“The cradle rocks above an abyss,
and common sense tells us that our existence is but a brief
crack of light between two eternities of darkness.”
– Vladimir Nabokov
As a child, time seemed to move so slowly. Now the days rush by. Suddenly it’s Friday again. Then, boom, it’s spring again. A few short months ago, I hated the long days of darkness in December. Dark at 5:00PM and not light again until 7:00AM. How long will this darkness last? Will the light ever return? Then suddenly, it will be June 20, and the light will be robbed from us once again as we speed toward the death and decay of fall and winter. Over and over it goes.
In the supermarket, the young people ask if I want help loading the groceries into my car. Though I appreciate their kindness, I want to say, “Hey, fuck you. I can still do 30 pushups and run a mile.” At the airport body scanners, they say, “Sir, do you have any metal in your body?”
What do I leave behind? Has my life meant anything at all? Will there be a huge library building on the campus of San Francisco State University called “The Rick Gilbert Memorial Library?” Nope. After the death of my daughter, no one will remember me. My life will fade into the eternity of all the forgotten humans who went before me.
The only meaning there is, is what I have squeezed out of it. Three books. A wonderful marriage and an amazing daughter. A successful business that delivers purpose and changes a few lives for the better. Other than that, nothing. “Eternity of darkness” here I come.
Who remembers my grandparents? No one, that’s who. Who remembers yours? Did their lives matter? Not at all – only that they contributed their sperm and eggs to the next generation. A recent book, “The Selfish Gene,” suggests that our only purpose is to be hapless vehicles in the propagation of our DNA to the next generation. That is the purpose of all life on Earth.
I am thankful beyond words every day when I wake up and do not feel that sharp abdominal pain that portends the dreaded pancreatic cancer spelling the end. The memories of precious friends whose lives have been cut short by cancer and other killer illnesses are always with me. My dear friend Jim Keeffe lies in bed for almost a year now, due to a massive stroke that left him paralyzed. Why not me? Why have I dodged the Grim Reaper’s scythe? No reason. Roll of the genetic dice. Life is random, as I like to remind people who, with amazing stupidity say, “Things happen for a reason.” No, actually they don’t. No one is in charge, most especially not this non-existent Christian god.
So as I begin my eighth decade, what keeps me getting out of bed every day? Magic moments with people. Lunch with old and new friends. Sitting in a circle with a group of men sharing secrets, humor, and insights about our lives. My blog and my shows at the Dragon Theater in Redwood City.
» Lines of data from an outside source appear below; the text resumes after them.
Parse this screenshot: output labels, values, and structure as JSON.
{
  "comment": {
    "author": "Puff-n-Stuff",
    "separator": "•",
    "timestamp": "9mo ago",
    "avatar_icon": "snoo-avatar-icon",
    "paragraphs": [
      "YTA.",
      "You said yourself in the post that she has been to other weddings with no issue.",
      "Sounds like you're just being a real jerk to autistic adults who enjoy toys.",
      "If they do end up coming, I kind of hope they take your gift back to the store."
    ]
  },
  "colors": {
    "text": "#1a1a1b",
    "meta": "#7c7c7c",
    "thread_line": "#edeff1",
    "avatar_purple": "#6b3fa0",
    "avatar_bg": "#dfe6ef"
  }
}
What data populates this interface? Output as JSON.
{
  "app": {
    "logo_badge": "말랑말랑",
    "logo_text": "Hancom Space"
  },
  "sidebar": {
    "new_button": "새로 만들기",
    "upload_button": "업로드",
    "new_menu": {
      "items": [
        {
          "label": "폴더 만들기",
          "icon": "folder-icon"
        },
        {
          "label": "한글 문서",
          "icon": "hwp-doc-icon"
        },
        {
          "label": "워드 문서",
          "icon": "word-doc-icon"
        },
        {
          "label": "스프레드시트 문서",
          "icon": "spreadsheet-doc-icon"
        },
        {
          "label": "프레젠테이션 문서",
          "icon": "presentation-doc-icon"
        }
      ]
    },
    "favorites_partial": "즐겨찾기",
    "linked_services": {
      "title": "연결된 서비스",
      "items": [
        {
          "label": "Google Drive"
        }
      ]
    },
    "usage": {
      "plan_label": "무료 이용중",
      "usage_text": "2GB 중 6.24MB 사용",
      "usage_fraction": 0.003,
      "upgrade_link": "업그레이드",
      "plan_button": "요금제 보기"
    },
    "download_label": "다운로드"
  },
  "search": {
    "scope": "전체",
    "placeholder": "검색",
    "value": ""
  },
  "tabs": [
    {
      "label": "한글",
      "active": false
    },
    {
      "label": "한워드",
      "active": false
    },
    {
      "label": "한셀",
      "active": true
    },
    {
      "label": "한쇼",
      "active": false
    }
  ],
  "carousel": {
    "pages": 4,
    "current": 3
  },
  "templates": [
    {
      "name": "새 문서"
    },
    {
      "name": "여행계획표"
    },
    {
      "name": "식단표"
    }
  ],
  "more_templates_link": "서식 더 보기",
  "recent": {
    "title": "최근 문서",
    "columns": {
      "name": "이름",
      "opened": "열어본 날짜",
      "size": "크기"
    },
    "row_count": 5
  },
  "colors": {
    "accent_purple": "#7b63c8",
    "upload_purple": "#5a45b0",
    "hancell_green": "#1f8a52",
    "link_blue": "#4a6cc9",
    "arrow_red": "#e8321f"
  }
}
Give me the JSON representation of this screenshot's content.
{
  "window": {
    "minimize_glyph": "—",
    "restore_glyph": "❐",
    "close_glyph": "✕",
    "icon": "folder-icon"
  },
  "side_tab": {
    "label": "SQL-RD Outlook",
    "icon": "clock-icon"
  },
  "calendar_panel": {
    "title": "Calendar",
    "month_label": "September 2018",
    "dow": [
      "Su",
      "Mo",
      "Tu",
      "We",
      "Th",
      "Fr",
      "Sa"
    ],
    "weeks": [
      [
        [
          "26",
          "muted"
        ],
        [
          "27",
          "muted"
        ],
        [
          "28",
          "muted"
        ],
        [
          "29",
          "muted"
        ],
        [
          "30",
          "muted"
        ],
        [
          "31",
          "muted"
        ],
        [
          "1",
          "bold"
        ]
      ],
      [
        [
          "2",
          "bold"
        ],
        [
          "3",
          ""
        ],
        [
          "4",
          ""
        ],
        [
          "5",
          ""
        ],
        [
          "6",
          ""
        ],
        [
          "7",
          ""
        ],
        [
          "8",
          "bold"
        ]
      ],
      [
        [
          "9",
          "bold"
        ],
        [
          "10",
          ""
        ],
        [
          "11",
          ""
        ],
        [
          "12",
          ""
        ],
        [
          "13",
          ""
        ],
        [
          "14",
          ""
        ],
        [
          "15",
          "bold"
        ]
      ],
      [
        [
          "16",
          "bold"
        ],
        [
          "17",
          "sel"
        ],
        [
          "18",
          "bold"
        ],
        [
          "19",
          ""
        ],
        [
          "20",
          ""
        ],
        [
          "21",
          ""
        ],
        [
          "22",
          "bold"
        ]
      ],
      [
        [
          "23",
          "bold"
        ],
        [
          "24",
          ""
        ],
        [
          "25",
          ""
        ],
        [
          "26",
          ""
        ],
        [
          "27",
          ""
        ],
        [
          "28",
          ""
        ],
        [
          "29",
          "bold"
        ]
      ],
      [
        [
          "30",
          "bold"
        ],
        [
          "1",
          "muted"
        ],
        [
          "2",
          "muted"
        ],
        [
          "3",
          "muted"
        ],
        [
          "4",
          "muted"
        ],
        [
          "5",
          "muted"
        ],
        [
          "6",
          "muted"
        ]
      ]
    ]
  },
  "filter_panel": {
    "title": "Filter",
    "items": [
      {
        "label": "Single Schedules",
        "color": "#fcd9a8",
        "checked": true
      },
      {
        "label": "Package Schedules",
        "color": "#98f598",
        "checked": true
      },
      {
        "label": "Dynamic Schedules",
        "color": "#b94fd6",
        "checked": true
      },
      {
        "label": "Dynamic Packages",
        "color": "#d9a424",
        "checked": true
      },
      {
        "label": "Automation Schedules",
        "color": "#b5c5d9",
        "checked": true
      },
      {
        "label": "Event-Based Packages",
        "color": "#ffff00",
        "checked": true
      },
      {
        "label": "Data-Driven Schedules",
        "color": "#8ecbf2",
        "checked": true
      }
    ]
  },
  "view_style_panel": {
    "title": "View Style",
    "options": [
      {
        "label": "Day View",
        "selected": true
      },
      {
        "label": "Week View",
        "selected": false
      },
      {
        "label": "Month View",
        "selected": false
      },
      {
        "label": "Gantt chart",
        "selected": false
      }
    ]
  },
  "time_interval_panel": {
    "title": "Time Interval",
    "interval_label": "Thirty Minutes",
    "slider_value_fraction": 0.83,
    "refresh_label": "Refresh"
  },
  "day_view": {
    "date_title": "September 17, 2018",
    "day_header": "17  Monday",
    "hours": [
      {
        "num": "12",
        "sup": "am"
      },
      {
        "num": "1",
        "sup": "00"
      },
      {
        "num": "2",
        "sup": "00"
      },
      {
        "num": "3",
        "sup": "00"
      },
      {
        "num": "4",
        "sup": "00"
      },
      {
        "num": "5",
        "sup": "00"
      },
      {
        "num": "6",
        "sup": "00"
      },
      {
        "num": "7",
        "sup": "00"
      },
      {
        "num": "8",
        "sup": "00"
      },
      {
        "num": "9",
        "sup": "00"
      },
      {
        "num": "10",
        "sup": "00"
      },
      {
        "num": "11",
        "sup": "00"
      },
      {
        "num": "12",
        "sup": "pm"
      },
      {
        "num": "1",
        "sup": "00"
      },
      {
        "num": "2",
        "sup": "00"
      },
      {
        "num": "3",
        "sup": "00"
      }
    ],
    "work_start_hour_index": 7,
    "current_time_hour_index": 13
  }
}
Like us humans with our sperm and eggs, each little leaf grows and does its job of helping the plant process light through photosynthesis so it can help produce its next generation. Then those leaves slowly turn brown, and fall to the ground. Like us contributing to and carrying on the march of the human species, until finally, we too are snuffed out.
Scientists say some time in the future the sun is going to explode. That pretty much wraps it up. Others say, “Don’t sweat the small stuff.” Guess that would be considered “big stuff.” In the meantime, I hope you can attend my new show June 24. Save the date. More to come. I promise it will be more fun than this missive.